(Dataset excerpts)
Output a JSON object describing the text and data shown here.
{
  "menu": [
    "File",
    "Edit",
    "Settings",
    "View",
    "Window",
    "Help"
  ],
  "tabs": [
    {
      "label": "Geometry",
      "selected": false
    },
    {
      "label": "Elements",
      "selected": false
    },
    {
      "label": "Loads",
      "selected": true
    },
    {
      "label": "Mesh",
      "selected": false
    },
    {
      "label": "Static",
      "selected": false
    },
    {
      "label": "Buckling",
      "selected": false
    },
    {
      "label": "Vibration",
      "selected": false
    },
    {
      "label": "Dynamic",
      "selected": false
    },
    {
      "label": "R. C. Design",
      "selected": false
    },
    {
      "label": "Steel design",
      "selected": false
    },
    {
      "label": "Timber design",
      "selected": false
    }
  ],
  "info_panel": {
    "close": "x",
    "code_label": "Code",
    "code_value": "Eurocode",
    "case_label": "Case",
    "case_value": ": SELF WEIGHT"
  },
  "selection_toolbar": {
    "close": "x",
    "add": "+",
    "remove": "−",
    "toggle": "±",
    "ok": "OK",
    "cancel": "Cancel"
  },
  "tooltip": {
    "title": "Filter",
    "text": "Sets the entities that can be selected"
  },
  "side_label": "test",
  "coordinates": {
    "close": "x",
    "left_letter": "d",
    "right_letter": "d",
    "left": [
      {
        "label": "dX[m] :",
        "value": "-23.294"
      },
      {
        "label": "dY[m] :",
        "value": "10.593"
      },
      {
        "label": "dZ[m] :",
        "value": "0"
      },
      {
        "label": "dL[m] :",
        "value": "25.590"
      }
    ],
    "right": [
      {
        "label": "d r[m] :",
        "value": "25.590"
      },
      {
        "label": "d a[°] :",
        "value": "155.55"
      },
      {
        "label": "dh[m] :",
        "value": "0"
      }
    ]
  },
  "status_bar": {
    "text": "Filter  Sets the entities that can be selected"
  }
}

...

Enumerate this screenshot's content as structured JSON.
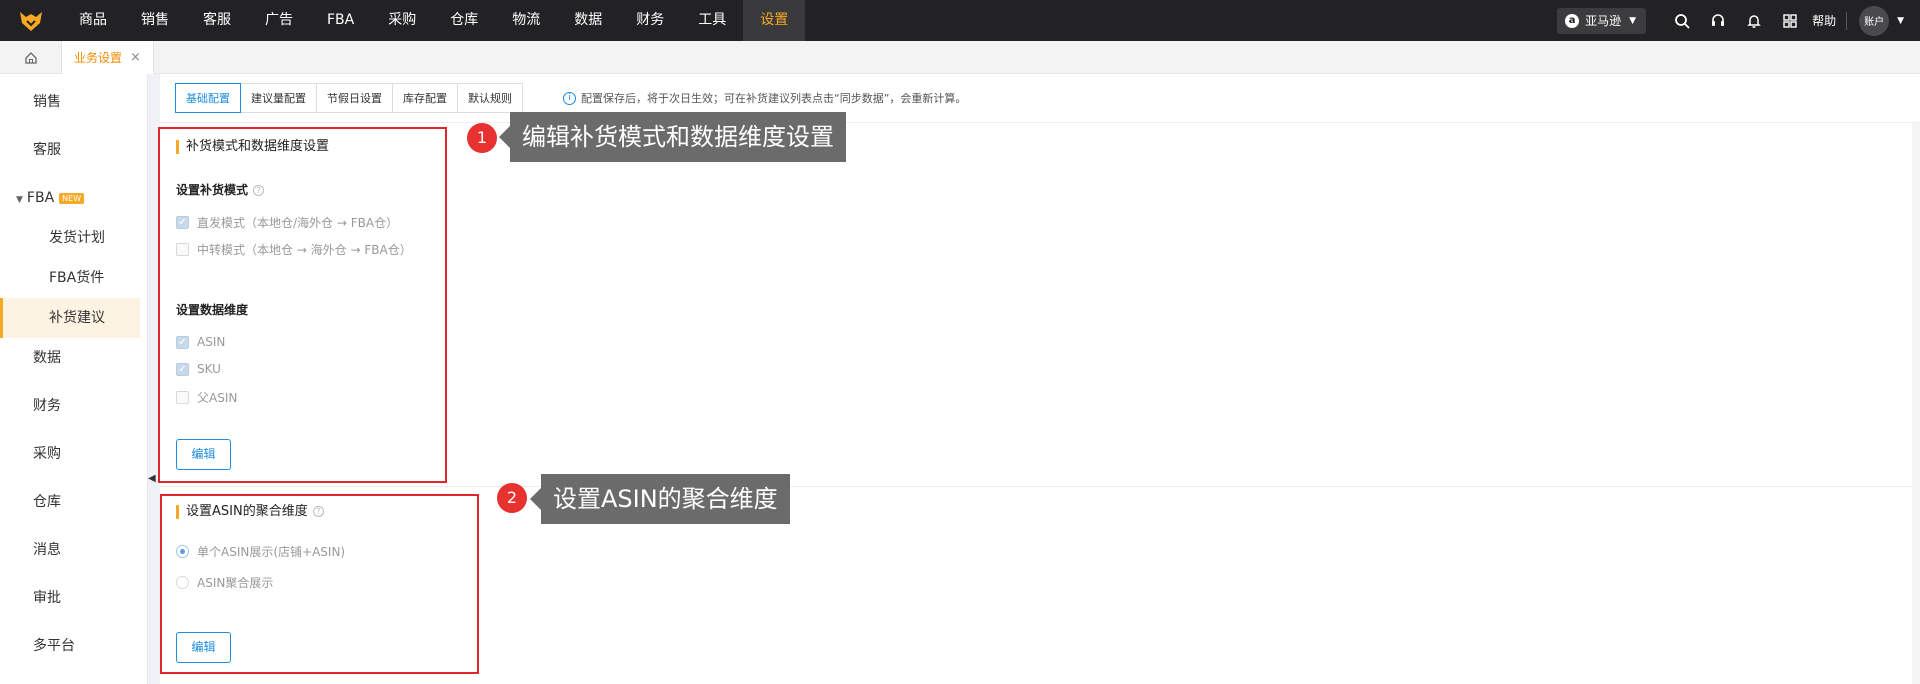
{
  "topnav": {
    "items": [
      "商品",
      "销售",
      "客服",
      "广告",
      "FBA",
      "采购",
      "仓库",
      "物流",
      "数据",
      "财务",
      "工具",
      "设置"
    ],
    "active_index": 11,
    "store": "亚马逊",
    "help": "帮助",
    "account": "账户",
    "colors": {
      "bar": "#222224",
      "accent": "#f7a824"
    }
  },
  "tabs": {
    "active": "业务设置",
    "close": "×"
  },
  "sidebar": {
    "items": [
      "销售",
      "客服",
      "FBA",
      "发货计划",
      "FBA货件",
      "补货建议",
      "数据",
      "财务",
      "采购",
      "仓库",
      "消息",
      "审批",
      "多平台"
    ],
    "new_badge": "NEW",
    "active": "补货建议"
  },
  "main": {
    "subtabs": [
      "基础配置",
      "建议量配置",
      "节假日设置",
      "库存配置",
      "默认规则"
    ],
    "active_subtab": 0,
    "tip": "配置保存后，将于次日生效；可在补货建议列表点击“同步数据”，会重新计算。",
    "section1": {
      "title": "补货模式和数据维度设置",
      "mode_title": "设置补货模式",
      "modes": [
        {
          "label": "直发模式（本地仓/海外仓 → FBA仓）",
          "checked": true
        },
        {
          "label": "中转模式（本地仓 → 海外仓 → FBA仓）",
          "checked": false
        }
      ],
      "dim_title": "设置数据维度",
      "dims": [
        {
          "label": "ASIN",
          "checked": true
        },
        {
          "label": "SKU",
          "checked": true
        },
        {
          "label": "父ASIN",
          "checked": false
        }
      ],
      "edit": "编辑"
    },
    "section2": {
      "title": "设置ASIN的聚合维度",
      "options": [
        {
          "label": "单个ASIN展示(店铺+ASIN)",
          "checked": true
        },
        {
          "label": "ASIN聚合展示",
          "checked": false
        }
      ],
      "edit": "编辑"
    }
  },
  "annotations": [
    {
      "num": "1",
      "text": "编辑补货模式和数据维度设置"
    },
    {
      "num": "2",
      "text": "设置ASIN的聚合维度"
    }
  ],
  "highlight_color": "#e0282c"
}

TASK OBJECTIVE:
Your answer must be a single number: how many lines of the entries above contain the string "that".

RESULT OF THIS EXERCISE:
2